The version of Windows Media Player that will accompany Windows 8 will not be able to play back DVDs, Microsoft has said.
In a blog post on Friday, Microsoft employees Bernardo Caldas and Linda Averett wrote that the decision had been taken due to the cost of licensing DVD playback codecs, and the fact that streaming video is taking over from physical media.
Caldas and Averett also said Microsoft's Windows Media Center would only be included in two editions of Windows 8, namely the Windows 8 Media Center Pack and Windows 8 Pro Pack. Other Windows 8 users who want the software will have to buy it.
"Our telemetry data and user research shows us that the vast majority of video consumption on the PC and other mobile devices is coming from online sources such as YouTube, Hulu, Netflix, or any of the other myriad of online and downloadable video services available," Caldas and Averett wrote.
"On the PC, these online sources are growing much faster than DVD and broadcast TV consumption, which are in sharp decline… Globally, DVD sales have declined significantly year over year and Blu-ray on PCs is losing momentum as well," they added.
The authors pointed out that Windows 8 was built for form factors other than the traditional desktop. These include tablets and ultrabooks, neither of which have built-in DVD drives.

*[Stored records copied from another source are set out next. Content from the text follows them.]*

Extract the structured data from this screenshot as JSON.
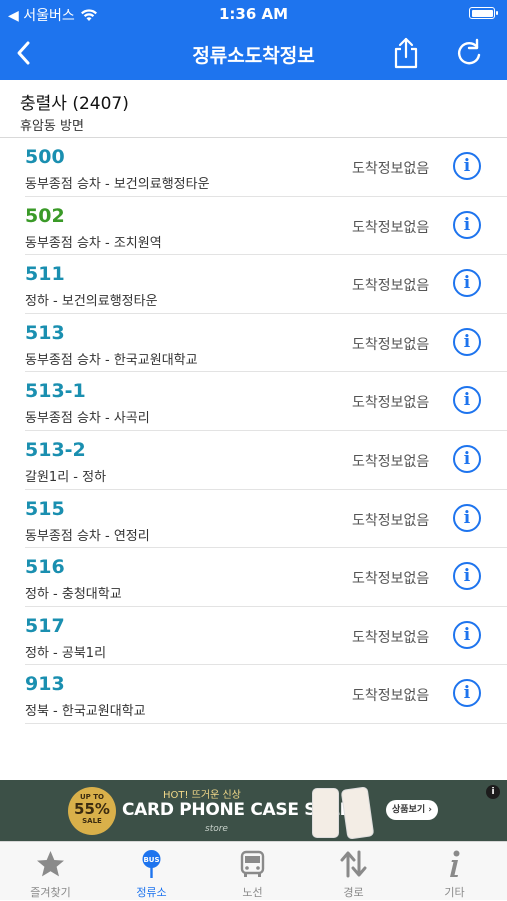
{
  "status_bar": {
    "carrier": "◀ 서울버스",
    "time": "1:36 AM"
  },
  "nav": {
    "title": "정류소도착정보"
  },
  "stop": {
    "name": "충렬사 (2407)",
    "direction": "휴암동 방면"
  },
  "buses": [
    {
      "number": "500",
      "route": "동부종점 승차 - 보건의료행정타운",
      "arrival": "도착정보없음"
    },
    {
      "number": "502",
      "route": "동부종점 승차 - 조치원역",
      "arrival": "도착정보없음"
    },
    {
      "number": "511",
      "route": "정하 - 보건의료행정타운",
      "arrival": "도착정보없음"
    },
    {
      "number": "513",
      "route": "동부종점 승차 - 한국교원대학교",
      "arrival": "도착정보없음"
    },
    {
      "number": "513-1",
      "route": "동부종점 승차 - 사곡리",
      "arrival": "도착정보없음"
    },
    {
      "number": "513-2",
      "route": "갈원1리 - 정하",
      "arrival": "도착정보없음"
    },
    {
      "number": "515",
      "route": "동부종점 승차 - 연정리",
      "arrival": "도착정보없음"
    },
    {
      "number": "516",
      "route": "정하 - 충청대학교",
      "arrival": "도착정보없음"
    },
    {
      "number": "517",
      "route": "정하 - 공북1리",
      "arrival": "도착정보없음"
    },
    {
      "number": "913",
      "route": "정북 - 한국교원대학교",
      "arrival": "도착정보없음"
    }
  ],
  "info_icon_glyph": "i",
  "ad": {
    "badge_top": "UP TO",
    "badge_percent": "55%",
    "badge_bottom": "SALE",
    "hot_text": "HOT! 뜨거운 신상",
    "headline": "CARD PHONE CASE SALE",
    "brand": "store",
    "cta": "상품보기 ›",
    "info": "i"
  },
  "tabs": [
    {
      "label": "즐겨찾기",
      "icon": "star-icon"
    },
    {
      "label": "정류소",
      "icon": "bus-stop-icon"
    },
    {
      "label": "노선",
      "icon": "bus-icon"
    },
    {
      "label": "경로",
      "icon": "route-arrows-icon"
    },
    {
      "label": "기타",
      "icon": "info-icon"
    }
  ],
  "colors": {
    "accent": "#1e74ee",
    "bus_number_default": "#1a8fb0",
    "bus_number_green": "#3a9a28",
    "tab_inactive": "#8a8a8a"
  }
}
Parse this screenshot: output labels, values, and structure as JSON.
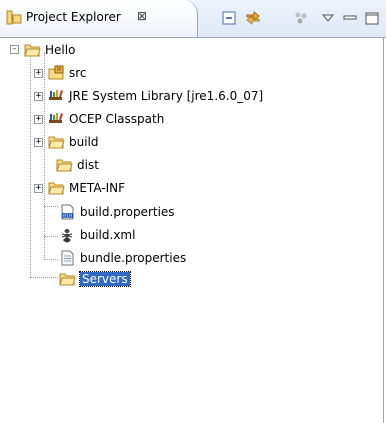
{
  "view": {
    "title": "Project Explorer",
    "close_glyph": "⊠"
  },
  "toolbar": [
    {
      "name": "collapse-all-icon"
    },
    {
      "name": "link-with-editor-icon"
    },
    {
      "name": "working-sets-icon"
    },
    {
      "name": "view-menu-icon"
    },
    {
      "name": "minimize-icon"
    },
    {
      "name": "maximize-icon"
    }
  ],
  "tree": {
    "root": {
      "label": "Hello",
      "expander": "-",
      "icon": "project-folder-icon"
    },
    "children": [
      {
        "label": "src",
        "expander": "+",
        "icon": "source-folder-icon"
      },
      {
        "label": "JRE System Library [jre1.6.0_07]",
        "expander": "+",
        "icon": "library-icon"
      },
      {
        "label": "OCEP Classpath",
        "expander": "+",
        "icon": "library-icon"
      },
      {
        "label": "build",
        "expander": "+",
        "icon": "folder-icon"
      },
      {
        "label": "dist",
        "expander": "",
        "icon": "folder-icon"
      },
      {
        "label": "META-INF",
        "expander": "+",
        "icon": "folder-icon"
      },
      {
        "label": "build.properties",
        "expander": "",
        "icon": "properties-file-icon"
      },
      {
        "label": "build.xml",
        "expander": "",
        "icon": "ant-file-icon"
      },
      {
        "label": "bundle.properties",
        "expander": "",
        "icon": "text-file-icon"
      }
    ],
    "second_root": {
      "label": "Servers",
      "icon": "folder-icon",
      "selected": true
    }
  }
}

"Given the changing landscape, the cost of decoder licensing, and the importance of a straight forward edition plan, we’ve decided to make Windows Media Center available to Windows 8 customers via the 'Add Features to Windows 8' control panel," Cladas and Averett wrote. "Windows Media Player will continue to be available in all editions, but without DVD playback support."
The Microsoft employees suggested that those wanting DVD playback without Windows Media Center could turn to "the many quality solutions on the market".